President Biden is expected to sign an executive order calling for 50% of new-vehicle sales to be plug-in hybrid, battery-electric or hydrogen-electric by 2030, the White House announced on Thursday.

While this is a non-binding target, several automakers issued statements in support of it. Ford, General Motors and Stellantis issued a joint statement confirming their "shared aspiration" to achieve the goal.

Ford also joined BMW, Honda, Volkswagen, and Volvo in a separate statement of support. These automakers previously made a deal with California with stricter emissions standards at a time when the state's emissions rule-making ability was under attack from the Trump administration. California is currently aiming for 80% electric-vehicle sales by 2035, with more tightly regulated plug-in hybrids making up the other 20% of sales.

Factory Zero - GM reconfigures Hamtramck plant for EVs

Factory Zero - GM reconfigures Hamtramck plant for EVs

The timing is right for ambitious EV sales goals because of factors like decreased battery costs, increased average range, and the larger number of models now available, the White House said in its statement. The official statement also mentioned competition with China, noting that the U.S. EV market share is currently one third that of China.

To support greater volumes of EVs, Biden also called for investment in a national charging network and a domestic supply chain for EV manufacturing, as well as point-of-sale purchase incentives for car buyers. Earlier this year he proposed a $174 billion spend on the promotion of EVs, including charging networks, as part of an infrastructure bill.

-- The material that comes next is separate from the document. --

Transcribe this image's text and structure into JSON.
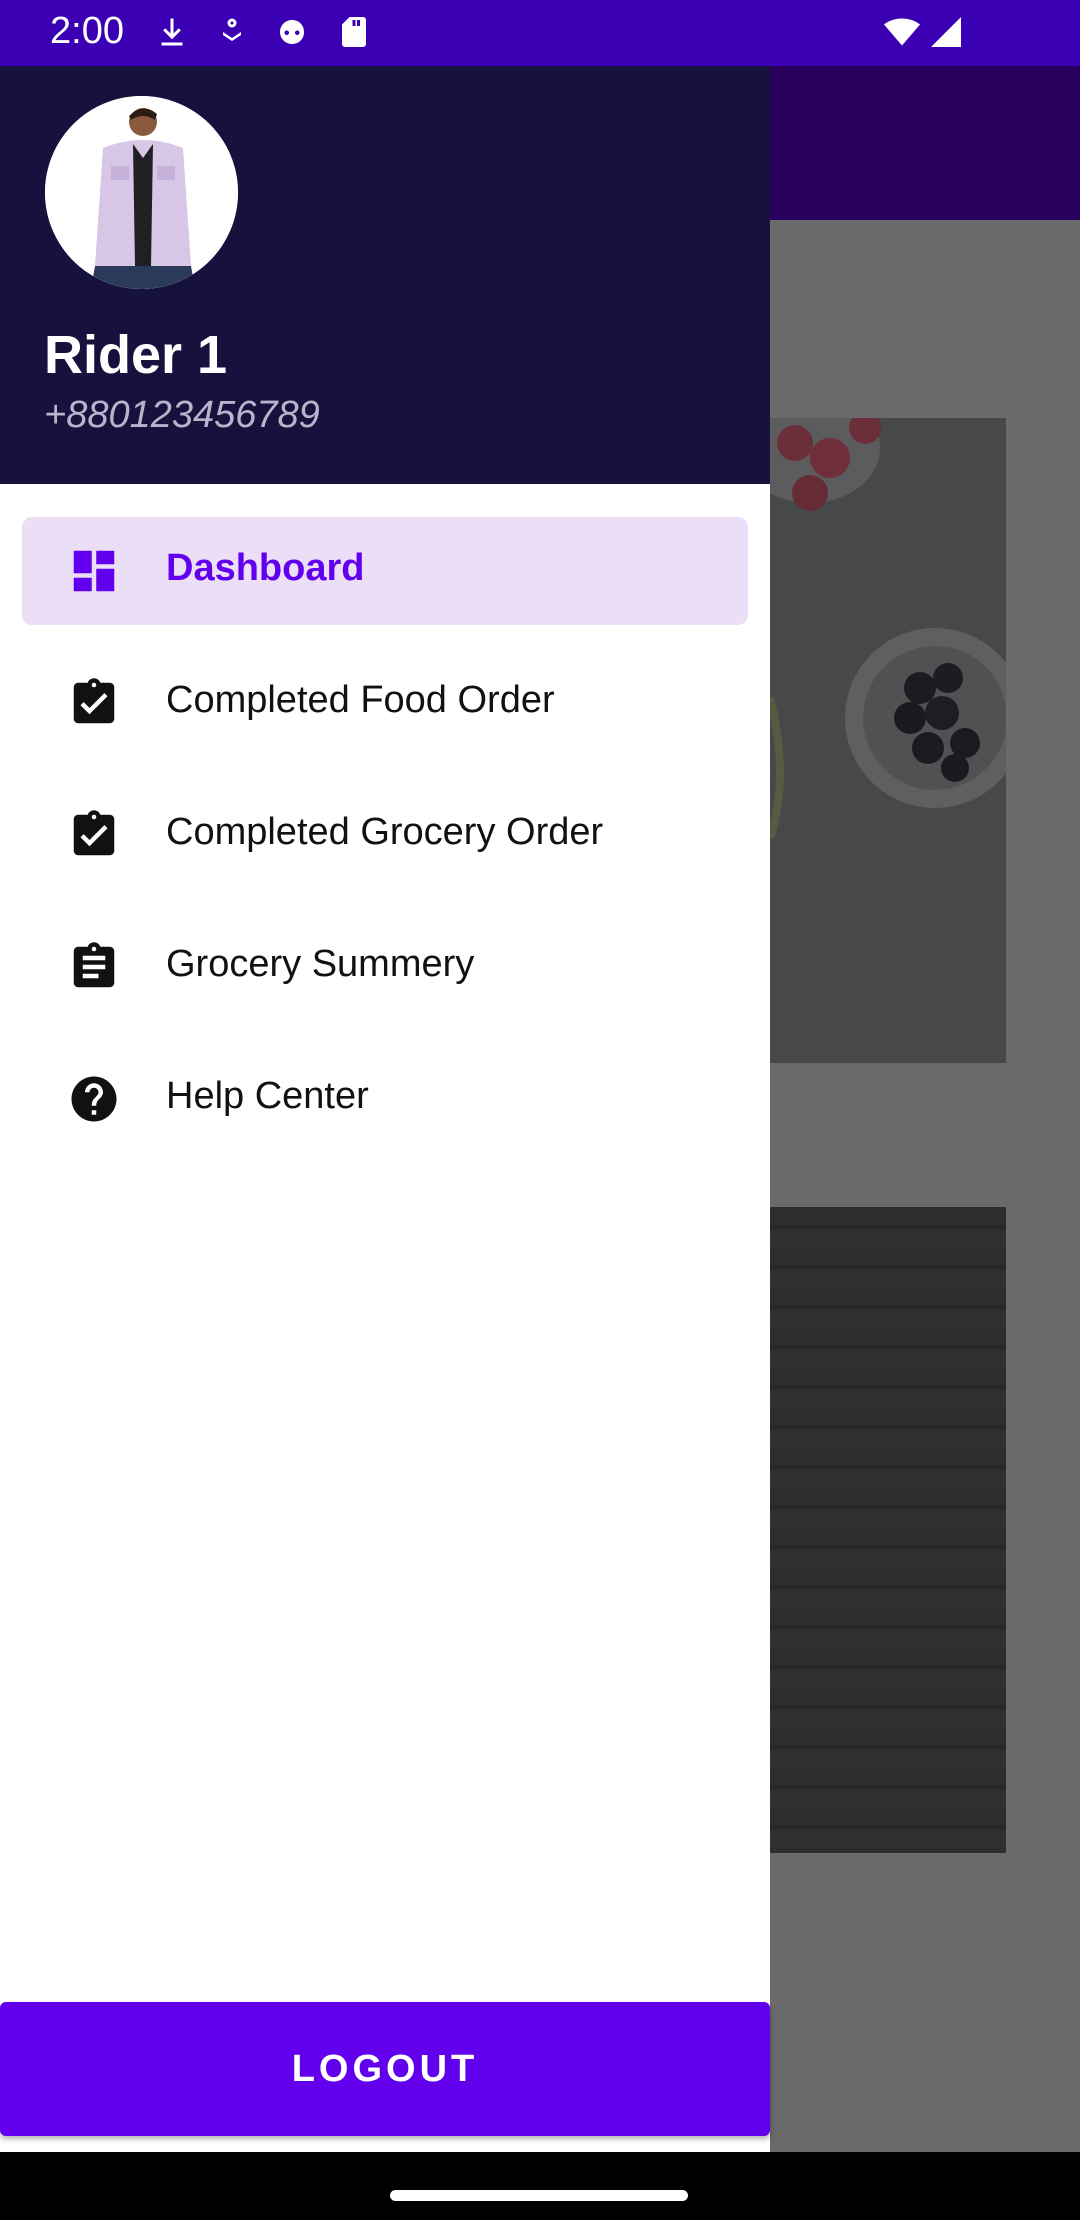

The Environmental Protection Agency (EPA) and National Highway Traffic Safety Administration (NHTSA) are also working on stricter emissions standards, the White House confirmed. The new standards will "build on the momentum" of the California framework previously backed by Ford, BMW, Honda, VW and Volvo. The NHTSA proposed rule takes effect for model year 2024, while the EPA proposed rule takes effect for model year 2023, but both rules are intended to work compatibly through the 2026 model year, according to the White House.